The Guide to
Austin-area Birding Sites
Good places to see birds in and around Austin
Basin Wilderness Preserve -
805 North Capital of Texas
Highway, Austin TX 78746,
Location: From Loop 1 (MoPac Expressway): Go west on RM 2244 (Bee Cave Rd.) for 3.6 miles to the intersection with Loop 360 (Capital of Texas Highway). Turn right (north) onto Loop 360 and follow it for 1.1 mile to Wild Basin, on the right. Or: Driving south on Loop 360, go 3.1 miles past the Colorado River; Wild Basin will be on the left.
Habitats: Oak-juniper woodland. Riparian habitat along Bee Creek. Wild Basin hosts such typical birds of the Texas Hill Country as Western Scrub-Jay, “Black-crested” Titmouse, Bewick’s Wren, and Northern Cardinal. A few Golden-cheeked Warblers may be heard singing early in the breeding season, but they are probably no longer regular nesters. (Black-capped Vireos still nest on the adjacent Vireo Preserve, but this area is closed to the public—please do not trespass.)
Facilities: Nature center, gift shop, trails (some of them handicapped accessible), interpretative programs for adults and childen, restrooms. Bird checklist available. Voluntary entrance fee.
Bend County Park (Paleface
Park) - 2011
North Pace Bend Rd., Spicewood
TX 78669, (512) 264-1482
Location: From the Texas Highway 71/RM 620 junction in Bee Cave, follow Texas 71 west for 15 miles to the intersection with RM 2322. Turn right (north) onto RM 2322 and follow it 4 miles to the Park entrance.
Habitats: Lake and lakefront. Other Park habitats, such as mesquite savannahs and cactus patches, show western dryland influences. Look for resident Golden-fronted Woodpeckers near the entrance station; a number of sparrows overwinter in fields near the station, including Grasshopper Sparrow. In the Maxey Cove area, Canyon Wrens, Canyon Towhees, and Rufous-crowned Sparrows are resident and Cactus Wrens are often found. At Mudd Cove look for nesting Cactus Wrens and Bell’s Vireos; American Pipits overwinter. Bushtits are resident in the center of the Park. Pyrrhuloxias sometimes (and Common Ravens more often) occur in the Park during winter. Forster’s Terns are regular over Lake Travis during migration and winter; Ospreys are also regular, but less common.
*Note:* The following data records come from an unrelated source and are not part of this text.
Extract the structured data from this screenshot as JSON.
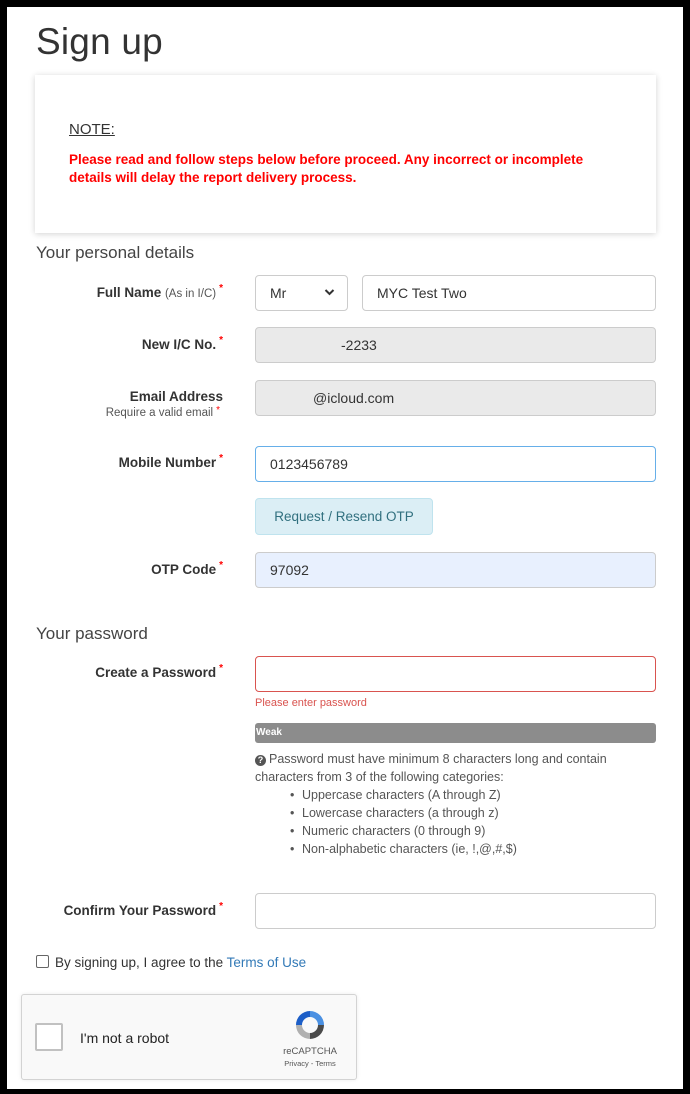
{
  "page_title": "Sign up",
  "note": {
    "label": "NOTE:",
    "text": "Please read and follow steps below before proceed. Any incorrect or incomplete details will delay the report delivery process."
  },
  "personal_section": {
    "title": "Your personal details",
    "full_name_label": "Full Name",
    "full_name_sub": "(As in I/C)",
    "salutation": "Mr",
    "full_name_value": "MYC Test Two",
    "ic_label": "New I/C No.",
    "ic_value": "-2233",
    "email_label": "Email Address",
    "email_sub": "Require a valid email",
    "email_value": "@icloud.com",
    "mobile_label": "Mobile Number",
    "mobile_value": "0123456789",
    "otp_button": "Request / Resend OTP",
    "otp_label": "OTP Code",
    "otp_value": "97092"
  },
  "password_section": {
    "title": "Your password",
    "create_label": "Create a Password",
    "error": "Please enter password",
    "strength": "Weak",
    "rule_intro": "Password must have minimum 8 characters long and contain characters from 3 of the following categories:",
    "rules": [
      "Uppercase characters (A through Z)",
      "Lowercase characters (a through z)",
      "Numeric characters (0 through 9)",
      "Non-alphabetic characters (ie, !,@,#,$)"
    ],
    "confirm_label": "Confirm Your Password"
  },
  "agreement": {
    "text": "By signing up, I agree to the",
    "link": "Terms of Use"
  },
  "recaptcha": {
    "label": "I'm not a robot",
    "brand": "reCAPTCHA",
    "links": "Privacy - Terms"
  },
  "required_mark": "*",
  "colors": {
    "required": "#ff0000",
    "link": "#337ab7",
    "error": "#d9534f",
    "strength_bar": "#8c8c8c"
  }
}
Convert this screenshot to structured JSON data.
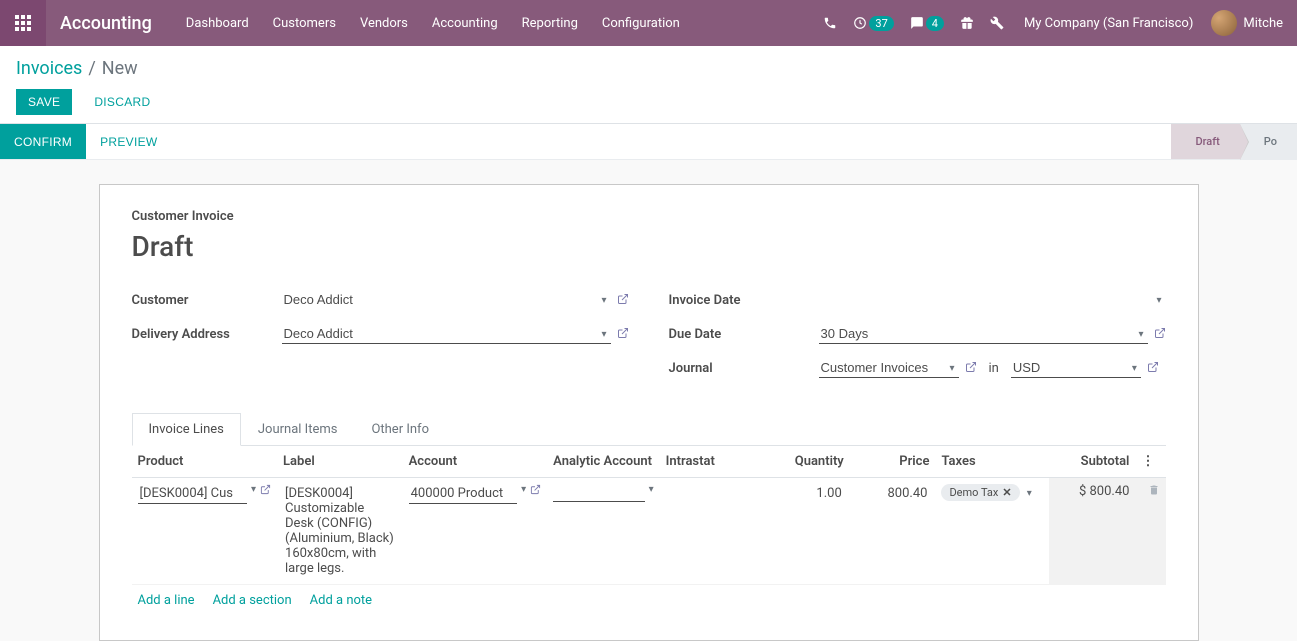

Facilities: Map, trails (some of them handicapped accessible), restrooms, picnic area. Swimming and camping. Entrance fee.
Further exploration: The nearby Haynie Flat Rd. area supports many of the species found in the Park; Verdins have also been reported here.
Pool County Park -
24300 Hamilton Pool Rd.,
Dripping Springs TX 78620
Location: Follow Texas Highway 71 west to Hamilton Pool Rd. (RM 3238). Turn left (south) onto Hamilton Pool Rd. and follow it for about 13 miles to the Park entrance, on the right.
Habitats: Oak-juniper woodland; some restored grasslands. Along Hamilton Creek and the Pedernales River, riparian habitats with Bald Cypress. Hamilton Pool is a cavern whose roof collapsed long ago, leaving it open to the sky; Hamilton Creek flows into the pool as a waterfall. Canyon Wrens are permanent residents around the Pool. Downstream from the Pool, the Hamilton Creek area supports such locally uncommon nesters as Acadian Flycatcher and Louisiana Waterthrush. Golden-cheeked Warblers also nest near the Creek.
Facilities: Map, trails, restrooms, swimming. Bird checklist available. Entrance fee. The Park closes to additional visitors when the parking lot fills to capacity (often the case on weekends).
Further exploration: The Westcave Preserve is a bit farther down Hamilton Pool Rd. (take the first gate on the right past the Pedernales River). The Preserve offers weekend walks, introducing visitors to the Hill Country’s environment; these are at 10 and 12 a.m. and 2 and 4 p.m., weather permitting. Wear appropriate footgear. Donations are accepted. Telephone: (830) 825-3442.
Austin-area Birding Sites
Texas Parks and Wildlife Department
4200 Smith School Road
Austin, TX 78744
or send a message to: email@example.com